*** Opening TASK MATERIAL ***

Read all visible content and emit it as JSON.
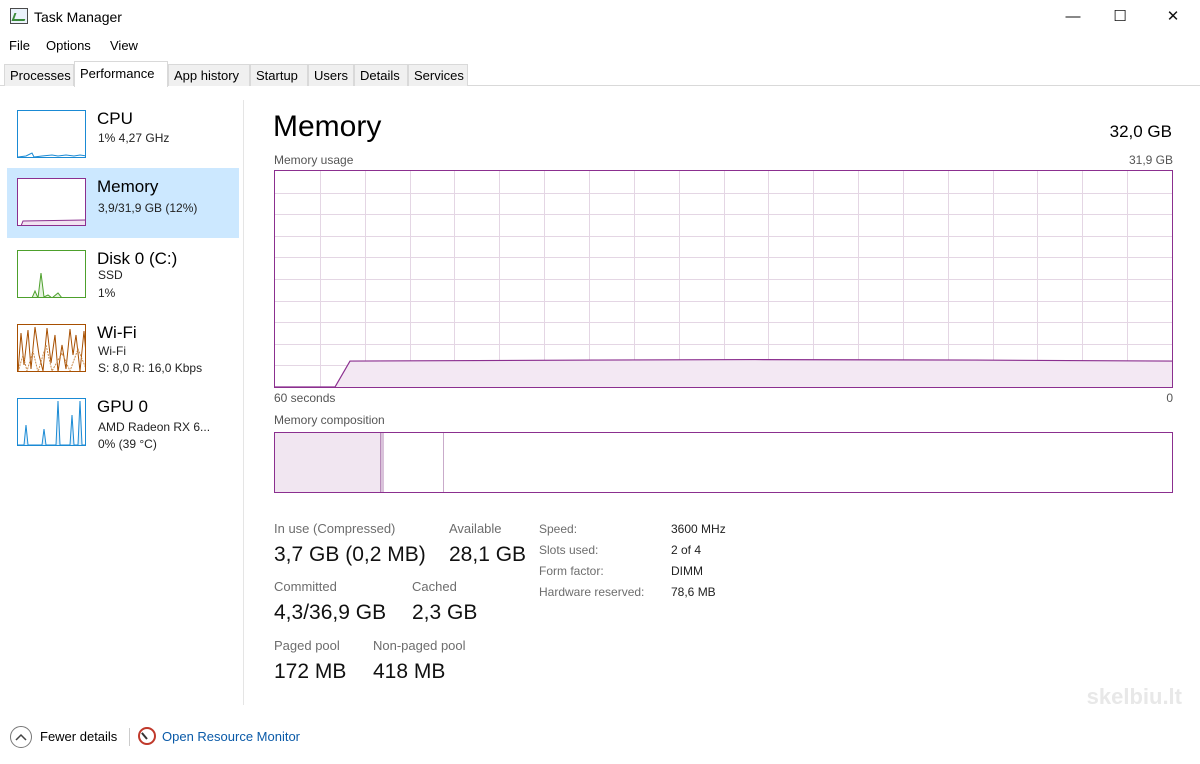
{
  "window": {
    "title": "Task Manager",
    "minimize": "—",
    "maximize": "☐",
    "close": "✕"
  },
  "menu": [
    "File",
    "Options",
    "View"
  ],
  "tabs": [
    "Processes",
    "Performance",
    "App history",
    "Startup",
    "Users",
    "Details",
    "Services"
  ],
  "active_tab": "Performance",
  "sidebar": {
    "items": [
      {
        "name": "CPU",
        "line1": "1% 4,27 GHz",
        "line2": "",
        "color": "#1a8ad4"
      },
      {
        "name": "Memory",
        "line1": "3,9/31,9 GB (12%)",
        "line2": "",
        "color": "#8b2f8f"
      },
      {
        "name": "Disk 0 (C:)",
        "line1": "SSD",
        "line2": "1%",
        "color": "#4da02c"
      },
      {
        "name": "Wi-Fi",
        "line1": "Wi-Fi",
        "line2": "S: 8,0  R: 16,0 Kbps",
        "color": "#a74f01"
      },
      {
        "name": "GPU 0",
        "line1": "AMD Radeon RX 6...",
        "line2": "0% (39 °C)",
        "color": "#1a8ad4"
      }
    ]
  },
  "main": {
    "title": "Memory",
    "total": "32,0 GB",
    "usage_label": "Memory usage",
    "usage_max": "31,9 GB",
    "time_left": "60 seconds",
    "time_right": "0",
    "composition_label": "Memory composition",
    "usage_fraction": 0.12,
    "accent": "#8b2f8f"
  },
  "stats": {
    "in_use_label": "In use (Compressed)",
    "in_use_value": "3,7 GB (0,2 MB)",
    "available_label": "Available",
    "available_value": "28,1 GB",
    "committed_label": "Committed",
    "committed_value": "4,3/36,9 GB",
    "cached_label": "Cached",
    "cached_value": "2,3 GB",
    "paged_label": "Paged pool",
    "paged_value": "172 MB",
    "nonpaged_label": "Non-paged pool",
    "nonpaged_value": "418 MB"
  },
  "info": [
    {
      "label": "Speed:",
      "value": "3600 MHz"
    },
    {
      "label": "Slots used:",
      "value": "2 of 4"
    },
    {
      "label": "Form factor:",
      "value": "DIMM"
    },
    {
      "label": "Hardware reserved:",
      "value": "78,6 MB"
    }
  ],
  "footer": {
    "fewer_details": "Fewer details",
    "open_resource_monitor": "Open Resource Monitor"
  },
  "watermark": "skelbiu.lt"
}
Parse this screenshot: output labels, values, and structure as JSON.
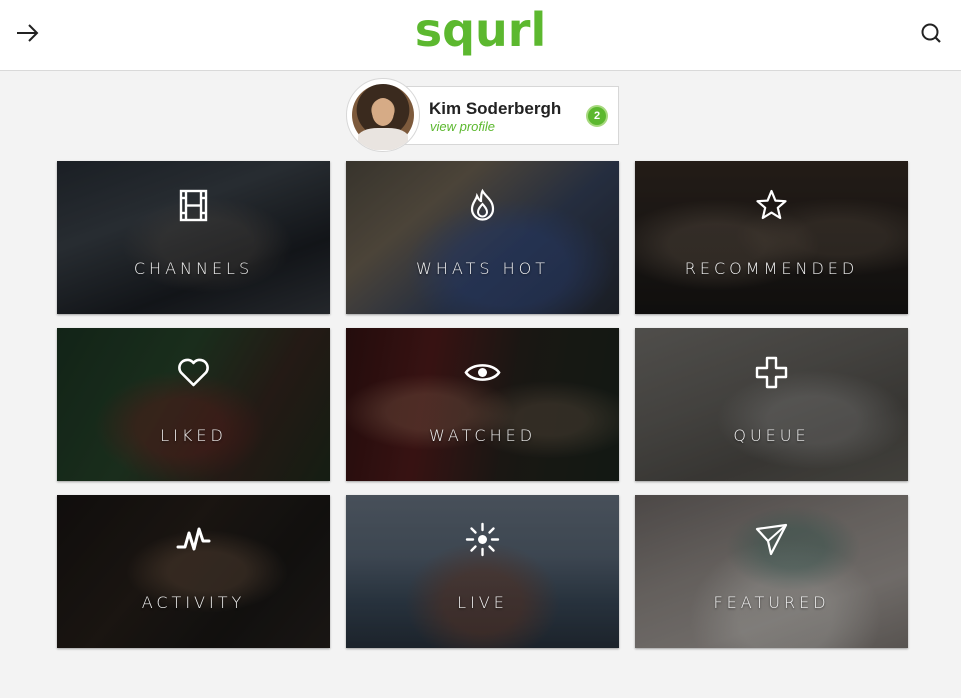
{
  "header": {
    "logo_text": "squrl",
    "back_icon": "arrow-right-icon",
    "search_icon": "search-icon",
    "accent_color": "#5cb82f"
  },
  "profile": {
    "name": "Kim Soderbergh",
    "link_text": "view profile",
    "badge_count": "2"
  },
  "tiles": [
    {
      "label": "CHANNELS",
      "icon": "film-strip-icon"
    },
    {
      "label": "WHATS HOT",
      "icon": "flame-icon"
    },
    {
      "label": "RECOMMENDED",
      "icon": "star-icon"
    },
    {
      "label": "LIKED",
      "icon": "heart-icon"
    },
    {
      "label": "WATCHED",
      "icon": "eye-icon"
    },
    {
      "label": "QUEUE",
      "icon": "plus-icon"
    },
    {
      "label": "ACTIVITY",
      "icon": "activity-pulse-icon"
    },
    {
      "label": "LIVE",
      "icon": "live-burst-icon"
    },
    {
      "label": "FEATURED",
      "icon": "paper-plane-icon"
    }
  ]
}
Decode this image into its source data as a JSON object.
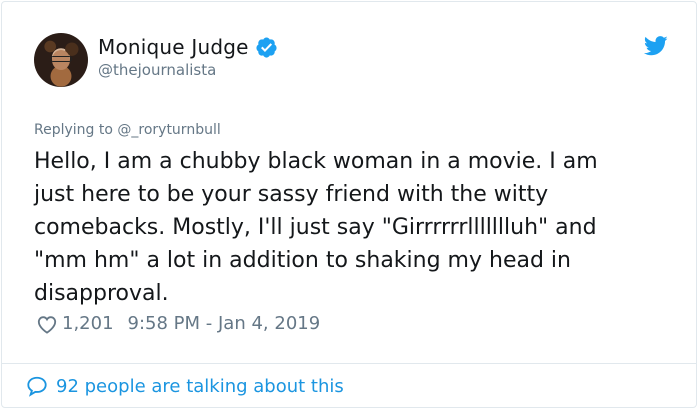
{
  "tweet": {
    "author_name": "Monique Judge",
    "handle": "@thejournalista",
    "reply_prefix": "Replying to",
    "reply_to": "@_roryturnbull",
    "text": "Hello, I am a chubby black woman in a movie. I am\njust here to be your sassy friend with the witty\ncomebacks. Mostly, I'll just say \"Girrrrrrllllllluh\" and\n\"mm hm\" a lot in addition to shaking my head in\ndisapproval.",
    "likes": "1,201",
    "timestamp": "9:58 PM - Jan 4, 2019",
    "conversation": "92 people are talking about this"
  },
  "icons": {
    "verified": "verified-badge-icon",
    "twitter": "twitter-bird-icon",
    "heart": "heart-icon",
    "reply": "chat-bubble-icon"
  },
  "colors": {
    "accent": "#1da1f2",
    "link": "#1b95e0",
    "secondary_text": "#657786",
    "text": "#14171a",
    "border": "#e1e8ed"
  }
}
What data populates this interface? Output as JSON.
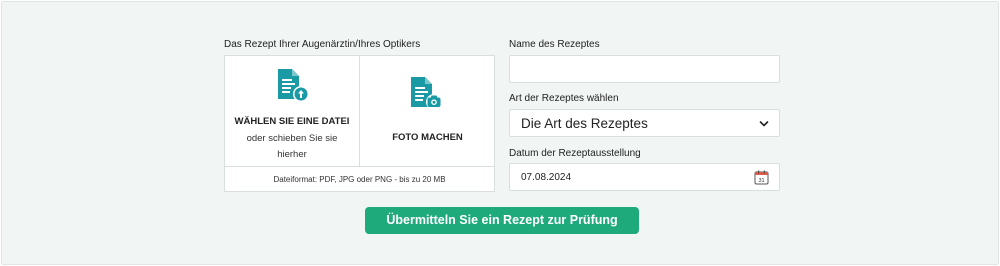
{
  "upload": {
    "section_label": "Das Rezept Ihrer Augenärztin/Ihres Optikers",
    "choose_title": "WÄHLEN SIE EINE DATEI",
    "choose_sub": "oder schieben Sie sie hierher",
    "photo_title": "FOTO MACHEN",
    "formats": "Dateiformat: PDF, JPG oder PNG - bis zu 20 MB",
    "icon_color": "#1a9aa5"
  },
  "form": {
    "name_label": "Name des Rezeptes",
    "name_value": "",
    "type_label": "Art der Rezeptes wählen",
    "type_selected": "Die Art des Rezeptes",
    "date_label": "Datum der Rezeptausstellung",
    "date_value": "07.08.2024",
    "calendar_day": "31"
  },
  "submit_label": "Übermitteln Sie ein Rezept zur Prüfung",
  "colors": {
    "accent": "#1faa7c",
    "background": "#f1f6f5"
  }
}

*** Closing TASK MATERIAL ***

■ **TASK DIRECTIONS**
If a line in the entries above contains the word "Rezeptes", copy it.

■ **RESULT OF THIS EXERCISE**
    "name_label": "Name des Rezeptes",
    "type_label": "Art der Rezeptes wählen",
    "type_selected": "Die Art des Rezeptes",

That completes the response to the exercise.